WHAT TO PRODUCE:
Please copy every line below that contains the string "fans".

(App and web page records)
=-=-=

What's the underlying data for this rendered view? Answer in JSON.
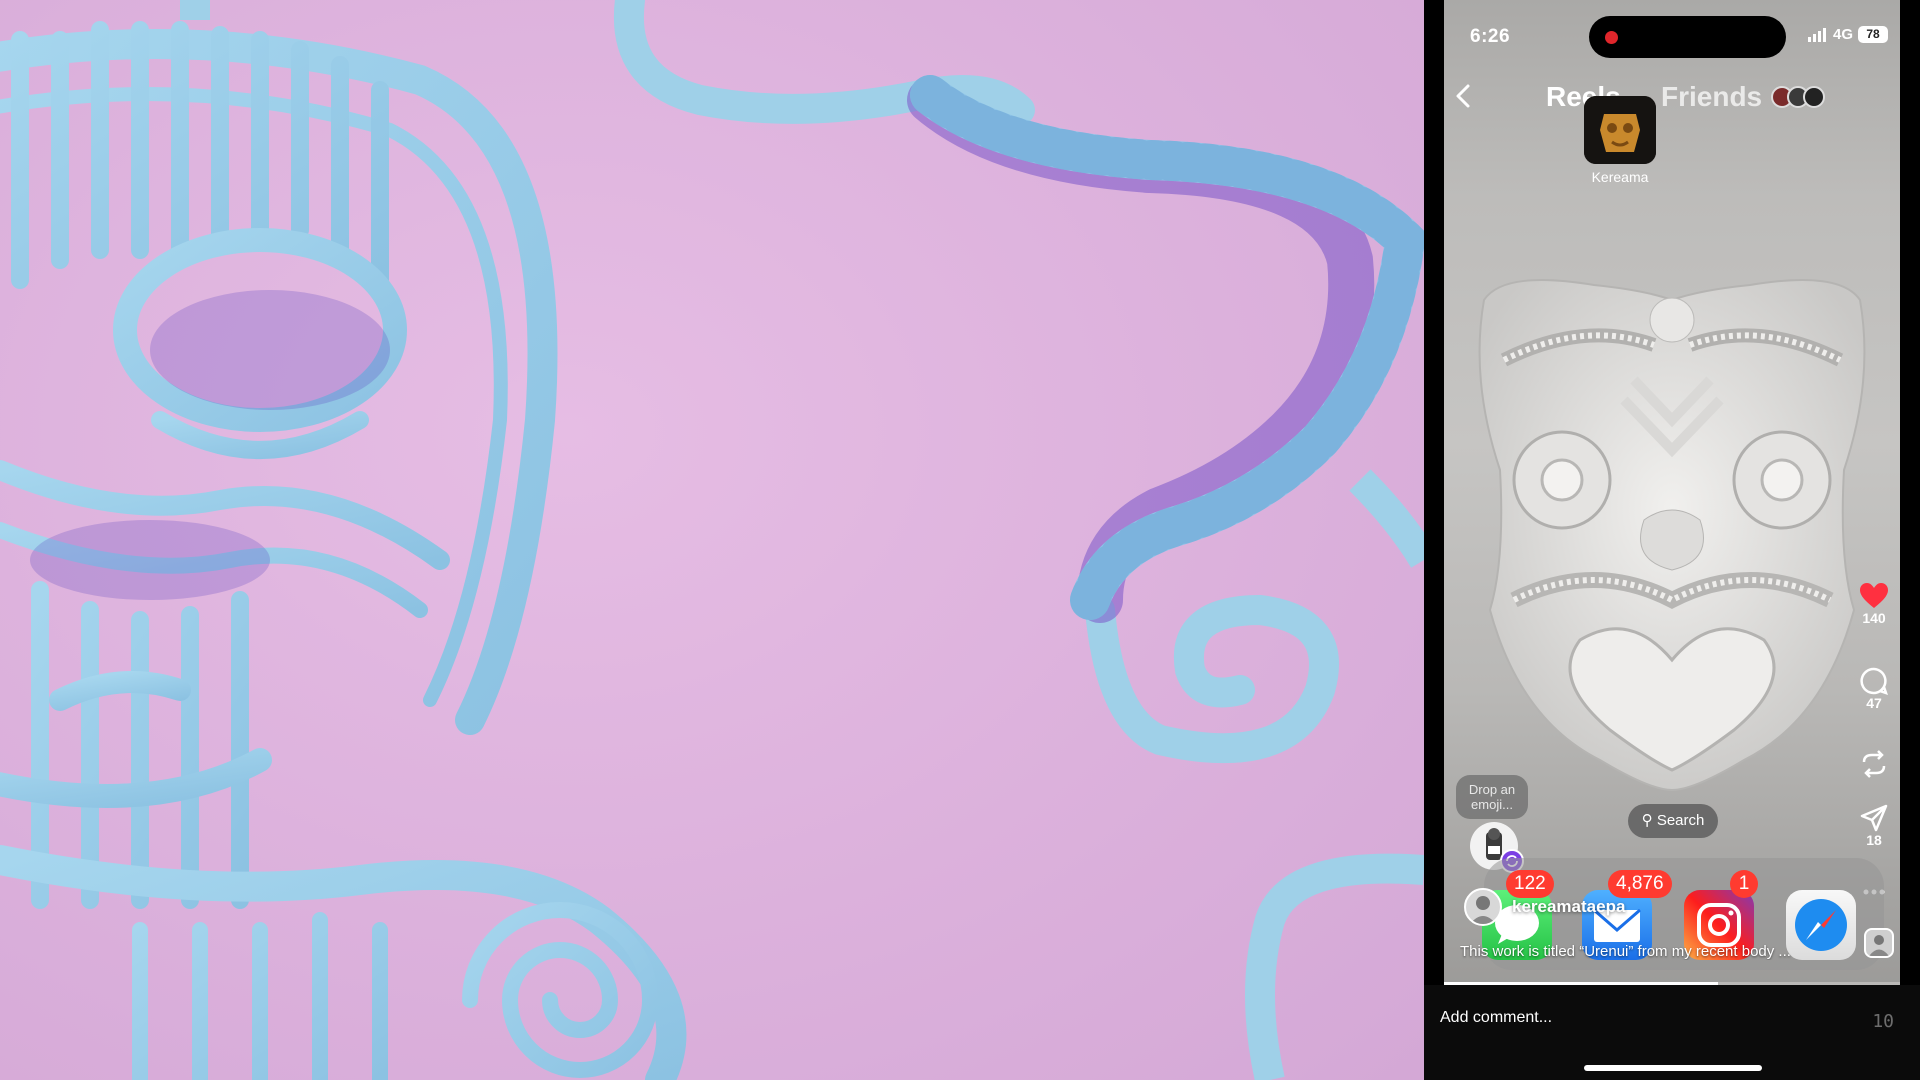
{
  "statusbar": {
    "time": "6:26",
    "network": "4G",
    "battery": "78"
  },
  "nav": {
    "back_icon": "chevron-left-icon",
    "tabs": [
      {
        "label": "Reels",
        "active": true
      },
      {
        "label": "Friends",
        "active": false
      }
    ]
  },
  "profile_highlight": {
    "name": "Kereama"
  },
  "rail": {
    "likes": "140",
    "comments": "47",
    "shares": "18",
    "like_color": "#ff3040"
  },
  "emoji_prompt": {
    "text_line1": "Drop an",
    "text_line2": "emoji..."
  },
  "search": {
    "label": "Search"
  },
  "dock": {
    "apps": [
      {
        "name": "Messages",
        "badge": "122"
      },
      {
        "name": "Mail",
        "badge": "4,876"
      },
      {
        "name": "Instagram",
        "badge": "1"
      },
      {
        "name": "Safari",
        "badge": ""
      }
    ]
  },
  "post": {
    "username": "kereamataepa",
    "caption": "This work is titled “Urenui” from my recent body ..."
  },
  "comment_bar": {
    "placeholder": "Add comment...",
    "count": "10"
  },
  "colors": {
    "art_bg": "#dcb1dc",
    "art_blue": "#96cbe6",
    "badge_red": "#ff3b30"
  }
}
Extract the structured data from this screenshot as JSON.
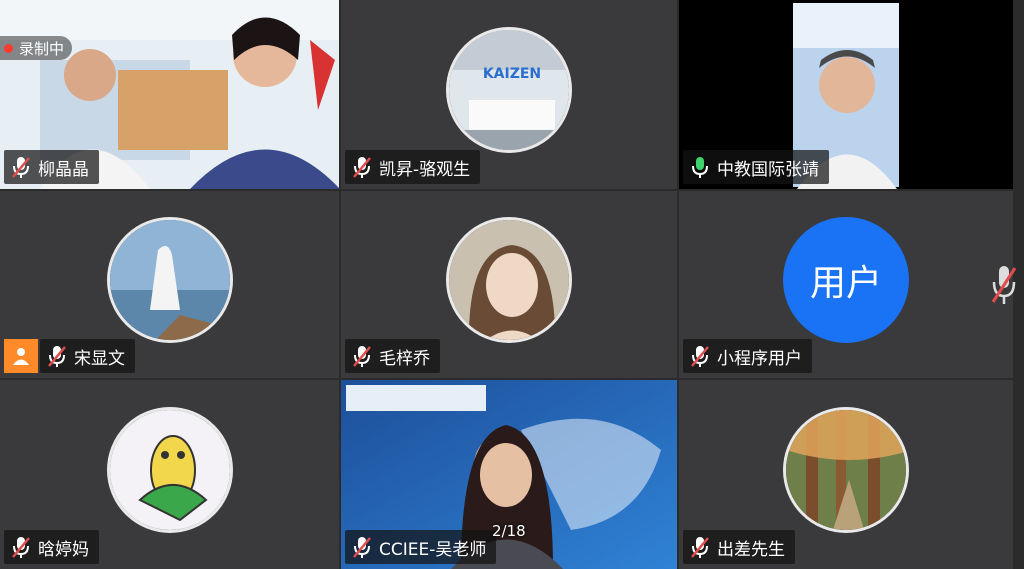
{
  "recording": {
    "label": "录制中"
  },
  "pagination": {
    "text": "2/18"
  },
  "tiles": [
    {
      "name": "柳晶晶",
      "mic": "muted"
    },
    {
      "name": "凯昇-骆观生",
      "mic": "muted"
    },
    {
      "name": "中教国际张靖",
      "mic": "speaking"
    },
    {
      "name": "宋显文",
      "mic": "muted"
    },
    {
      "name": "毛梓乔",
      "mic": "muted"
    },
    {
      "name": "小程序用户",
      "mic": "muted",
      "avatar_text": "用户"
    },
    {
      "name": "晗婷妈",
      "mic": "muted"
    },
    {
      "name": "CCIEE-吴老师",
      "mic": "muted"
    },
    {
      "name": "出差先生",
      "mic": "muted"
    }
  ],
  "colors": {
    "active_border": "#3cd36a",
    "muted_mic": "#e14d4d",
    "speaking_mic": "#3cd36a",
    "avatar_blue": "#1a73f5"
  },
  "icons": {
    "muted": "mic-off-icon",
    "speaking": "mic-on-icon"
  }
}
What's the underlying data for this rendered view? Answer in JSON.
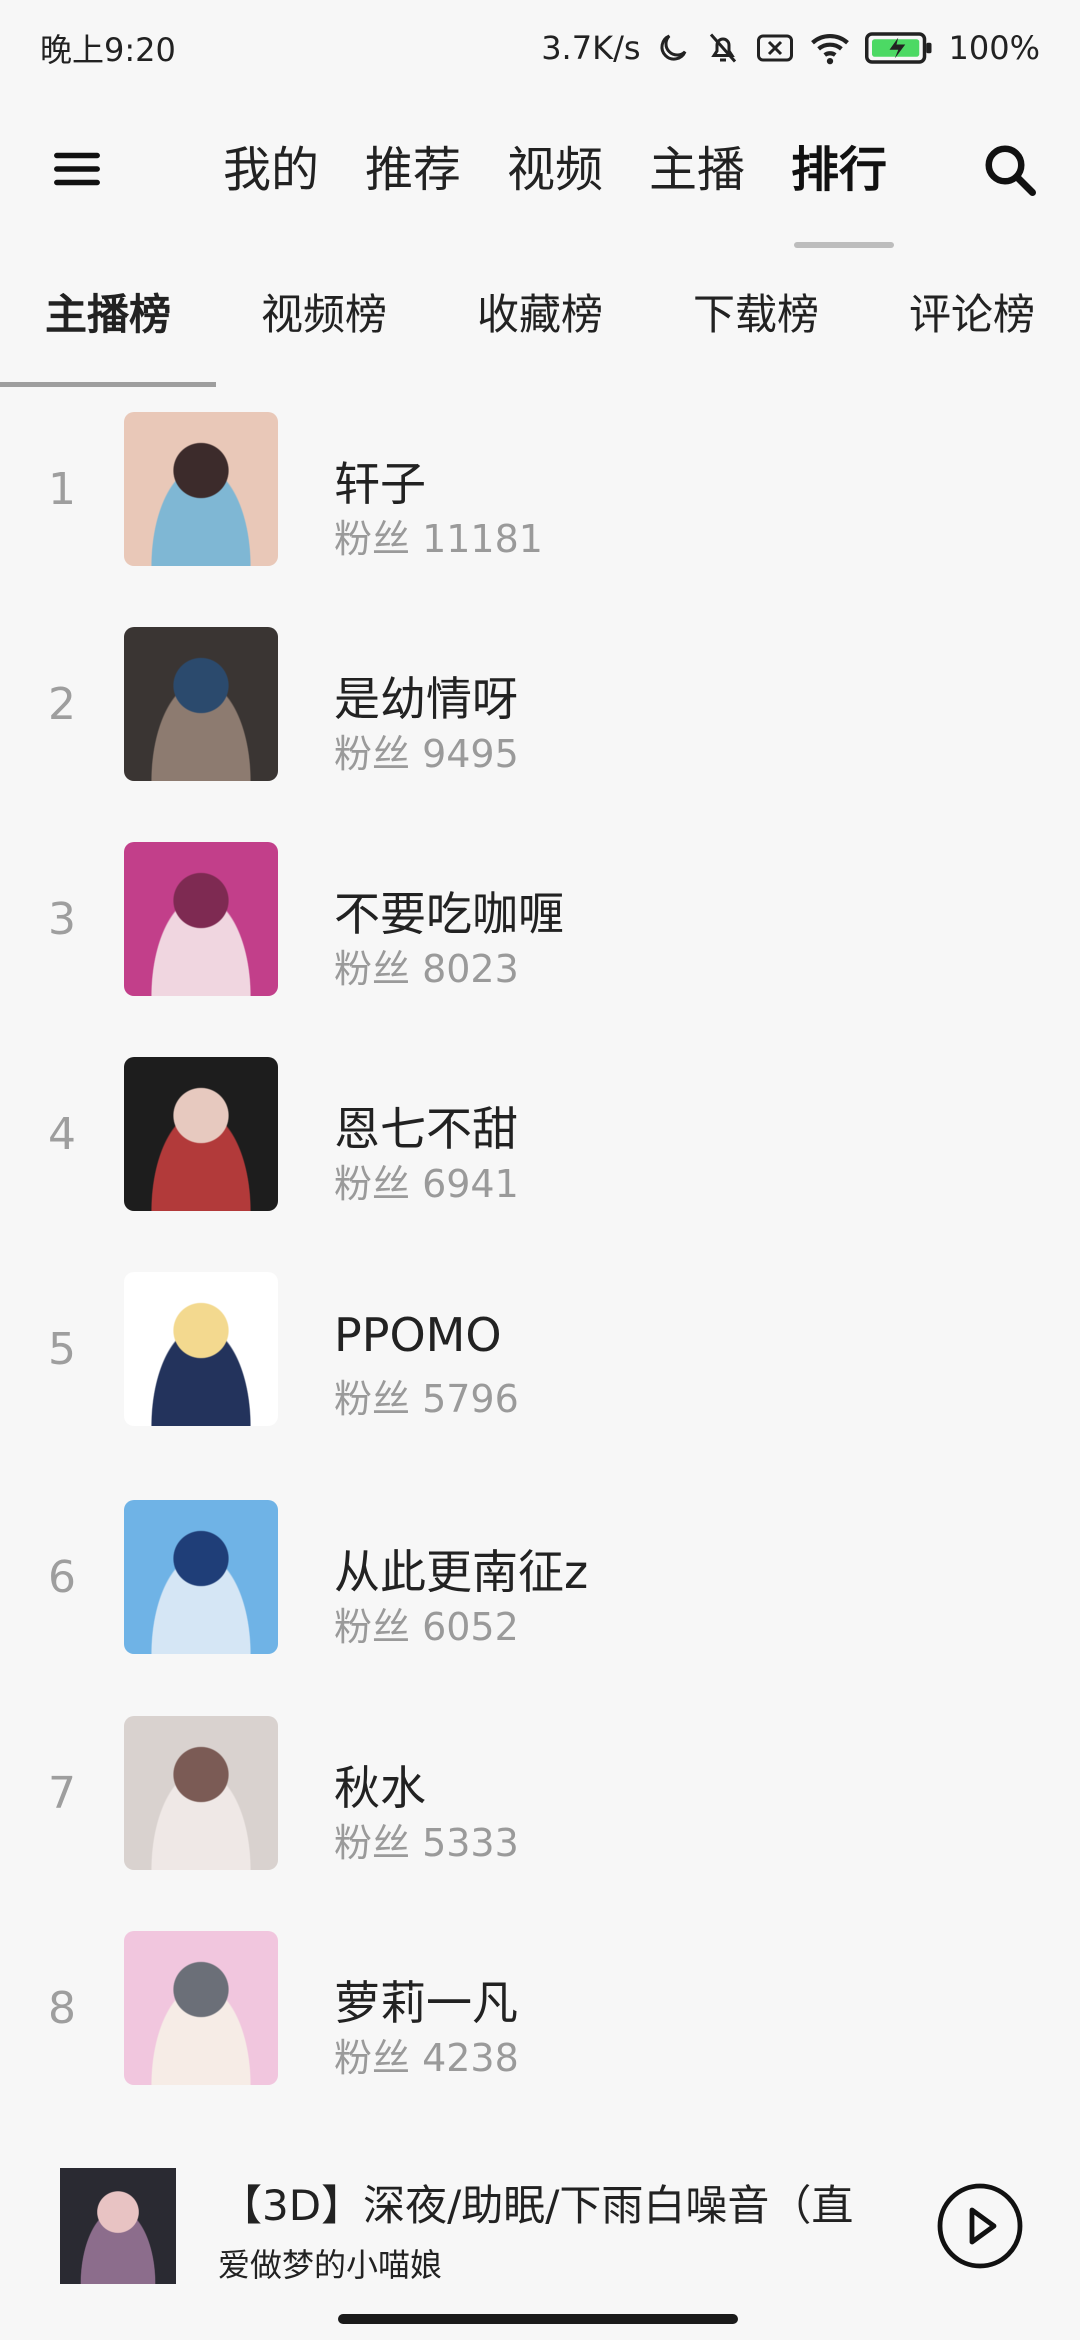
{
  "status_bar": {
    "time": "晚上9:20",
    "net_speed": "3.7K/s",
    "battery": "100%"
  },
  "top_nav": {
    "tabs": [
      {
        "label": "我的"
      },
      {
        "label": "推荐"
      },
      {
        "label": "视频"
      },
      {
        "label": "主播"
      },
      {
        "label": "排行"
      }
    ],
    "active_tab": "排行"
  },
  "sub_tabs": {
    "tabs": [
      {
        "label": "主播榜"
      },
      {
        "label": "视频榜"
      },
      {
        "label": "收藏榜"
      },
      {
        "label": "下载榜"
      },
      {
        "label": "评论榜"
      }
    ],
    "active_tab": "主播榜"
  },
  "ranking": [
    {
      "rank": "1",
      "name": "轩子",
      "fans": "粉丝 11181",
      "avatar_colors": [
        "#e9c8b8",
        "#3c2b2b",
        "#7fb7d4"
      ]
    },
    {
      "rank": "2",
      "name": "是幼情呀",
      "fans": "粉丝 9495",
      "avatar_colors": [
        "#3a3533",
        "#2b4a6d",
        "#8d7b70"
      ]
    },
    {
      "rank": "3",
      "name": "不要吃咖喱",
      "fans": "粉丝 8023",
      "avatar_colors": [
        "#c23f8a",
        "#7e2a52",
        "#f0d6e0"
      ]
    },
    {
      "rank": "4",
      "name": "恩七不甜",
      "fans": "粉丝 6941",
      "avatar_colors": [
        "#1d1d1d",
        "#e7c9bf",
        "#b23a3a"
      ]
    },
    {
      "rank": "5",
      "name": "PPOMO",
      "fans": "粉丝 5796",
      "avatar_colors": [
        "#ffffff",
        "#f3d98f",
        "#23335c"
      ]
    },
    {
      "rank": "6",
      "name": "从此更南征z",
      "fans": "粉丝 6052",
      "avatar_colors": [
        "#6fb3e6",
        "#1f3e78",
        "#d5e6f5"
      ]
    },
    {
      "rank": "7",
      "name": "秋水",
      "fans": "粉丝 5333",
      "avatar_colors": [
        "#d9d2cf",
        "#7b5b55",
        "#efe8e6"
      ]
    },
    {
      "rank": "8",
      "name": "萝莉一凡",
      "fans": "粉丝 4238",
      "avatar_colors": [
        "#f1c6de",
        "#6b6f78",
        "#f6ece6"
      ]
    }
  ],
  "player": {
    "title": "【3D】深夜/助眠/下雨白噪音（直",
    "artist": "爱做梦的小喵娘",
    "cover_colors": [
      "#2a2a32",
      "#e8c3c3",
      "#8c6d8c"
    ]
  }
}
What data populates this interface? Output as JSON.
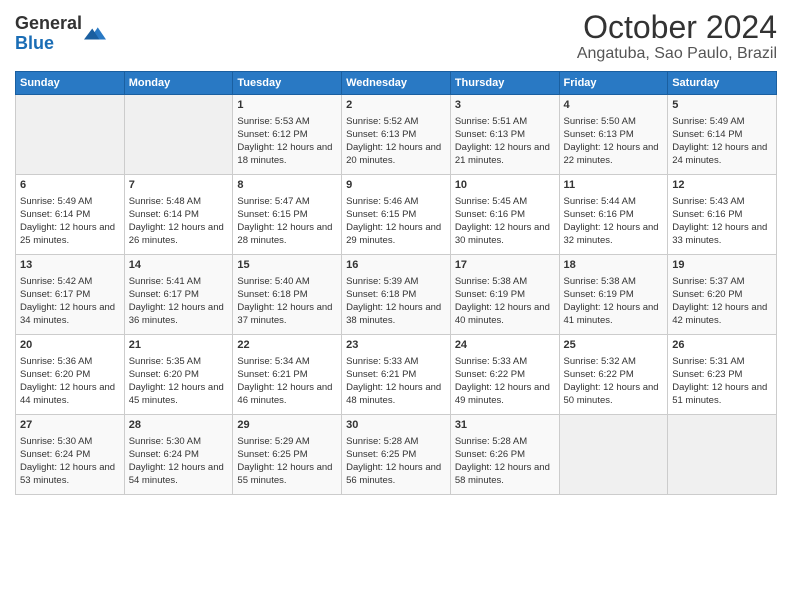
{
  "header": {
    "logo_line1": "General",
    "logo_line2": "Blue",
    "title": "October 2024",
    "subtitle": "Angatuba, Sao Paulo, Brazil"
  },
  "weekdays": [
    "Sunday",
    "Monday",
    "Tuesday",
    "Wednesday",
    "Thursday",
    "Friday",
    "Saturday"
  ],
  "weeks": [
    [
      {
        "day": "",
        "content": ""
      },
      {
        "day": "",
        "content": ""
      },
      {
        "day": "1",
        "content": "Sunrise: 5:53 AM\nSunset: 6:12 PM\nDaylight: 12 hours and 18 minutes."
      },
      {
        "day": "2",
        "content": "Sunrise: 5:52 AM\nSunset: 6:13 PM\nDaylight: 12 hours and 20 minutes."
      },
      {
        "day": "3",
        "content": "Sunrise: 5:51 AM\nSunset: 6:13 PM\nDaylight: 12 hours and 21 minutes."
      },
      {
        "day": "4",
        "content": "Sunrise: 5:50 AM\nSunset: 6:13 PM\nDaylight: 12 hours and 22 minutes."
      },
      {
        "day": "5",
        "content": "Sunrise: 5:49 AM\nSunset: 6:14 PM\nDaylight: 12 hours and 24 minutes."
      }
    ],
    [
      {
        "day": "6",
        "content": "Sunrise: 5:49 AM\nSunset: 6:14 PM\nDaylight: 12 hours and 25 minutes."
      },
      {
        "day": "7",
        "content": "Sunrise: 5:48 AM\nSunset: 6:14 PM\nDaylight: 12 hours and 26 minutes."
      },
      {
        "day": "8",
        "content": "Sunrise: 5:47 AM\nSunset: 6:15 PM\nDaylight: 12 hours and 28 minutes."
      },
      {
        "day": "9",
        "content": "Sunrise: 5:46 AM\nSunset: 6:15 PM\nDaylight: 12 hours and 29 minutes."
      },
      {
        "day": "10",
        "content": "Sunrise: 5:45 AM\nSunset: 6:16 PM\nDaylight: 12 hours and 30 minutes."
      },
      {
        "day": "11",
        "content": "Sunrise: 5:44 AM\nSunset: 6:16 PM\nDaylight: 12 hours and 32 minutes."
      },
      {
        "day": "12",
        "content": "Sunrise: 5:43 AM\nSunset: 6:16 PM\nDaylight: 12 hours and 33 minutes."
      }
    ],
    [
      {
        "day": "13",
        "content": "Sunrise: 5:42 AM\nSunset: 6:17 PM\nDaylight: 12 hours and 34 minutes."
      },
      {
        "day": "14",
        "content": "Sunrise: 5:41 AM\nSunset: 6:17 PM\nDaylight: 12 hours and 36 minutes."
      },
      {
        "day": "15",
        "content": "Sunrise: 5:40 AM\nSunset: 6:18 PM\nDaylight: 12 hours and 37 minutes."
      },
      {
        "day": "16",
        "content": "Sunrise: 5:39 AM\nSunset: 6:18 PM\nDaylight: 12 hours and 38 minutes."
      },
      {
        "day": "17",
        "content": "Sunrise: 5:38 AM\nSunset: 6:19 PM\nDaylight: 12 hours and 40 minutes."
      },
      {
        "day": "18",
        "content": "Sunrise: 5:38 AM\nSunset: 6:19 PM\nDaylight: 12 hours and 41 minutes."
      },
      {
        "day": "19",
        "content": "Sunrise: 5:37 AM\nSunset: 6:20 PM\nDaylight: 12 hours and 42 minutes."
      }
    ],
    [
      {
        "day": "20",
        "content": "Sunrise: 5:36 AM\nSunset: 6:20 PM\nDaylight: 12 hours and 44 minutes."
      },
      {
        "day": "21",
        "content": "Sunrise: 5:35 AM\nSunset: 6:20 PM\nDaylight: 12 hours and 45 minutes."
      },
      {
        "day": "22",
        "content": "Sunrise: 5:34 AM\nSunset: 6:21 PM\nDaylight: 12 hours and 46 minutes."
      },
      {
        "day": "23",
        "content": "Sunrise: 5:33 AM\nSunset: 6:21 PM\nDaylight: 12 hours and 48 minutes."
      },
      {
        "day": "24",
        "content": "Sunrise: 5:33 AM\nSunset: 6:22 PM\nDaylight: 12 hours and 49 minutes."
      },
      {
        "day": "25",
        "content": "Sunrise: 5:32 AM\nSunset: 6:22 PM\nDaylight: 12 hours and 50 minutes."
      },
      {
        "day": "26",
        "content": "Sunrise: 5:31 AM\nSunset: 6:23 PM\nDaylight: 12 hours and 51 minutes."
      }
    ],
    [
      {
        "day": "27",
        "content": "Sunrise: 5:30 AM\nSunset: 6:24 PM\nDaylight: 12 hours and 53 minutes."
      },
      {
        "day": "28",
        "content": "Sunrise: 5:30 AM\nSunset: 6:24 PM\nDaylight: 12 hours and 54 minutes."
      },
      {
        "day": "29",
        "content": "Sunrise: 5:29 AM\nSunset: 6:25 PM\nDaylight: 12 hours and 55 minutes."
      },
      {
        "day": "30",
        "content": "Sunrise: 5:28 AM\nSunset: 6:25 PM\nDaylight: 12 hours and 56 minutes."
      },
      {
        "day": "31",
        "content": "Sunrise: 5:28 AM\nSunset: 6:26 PM\nDaylight: 12 hours and 58 minutes."
      },
      {
        "day": "",
        "content": ""
      },
      {
        "day": "",
        "content": ""
      }
    ]
  ]
}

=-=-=

ANSWER SPACE:
      "fans": "粉丝 11181",
      "fans": "粉丝 9495",
      "fans": "粉丝 8023",
      "fans": "粉丝 6941",
      "fans": "粉丝 5796",
      "fans": "粉丝 6052",
      "fans": "粉丝 5333",
      "fans": "粉丝 4238",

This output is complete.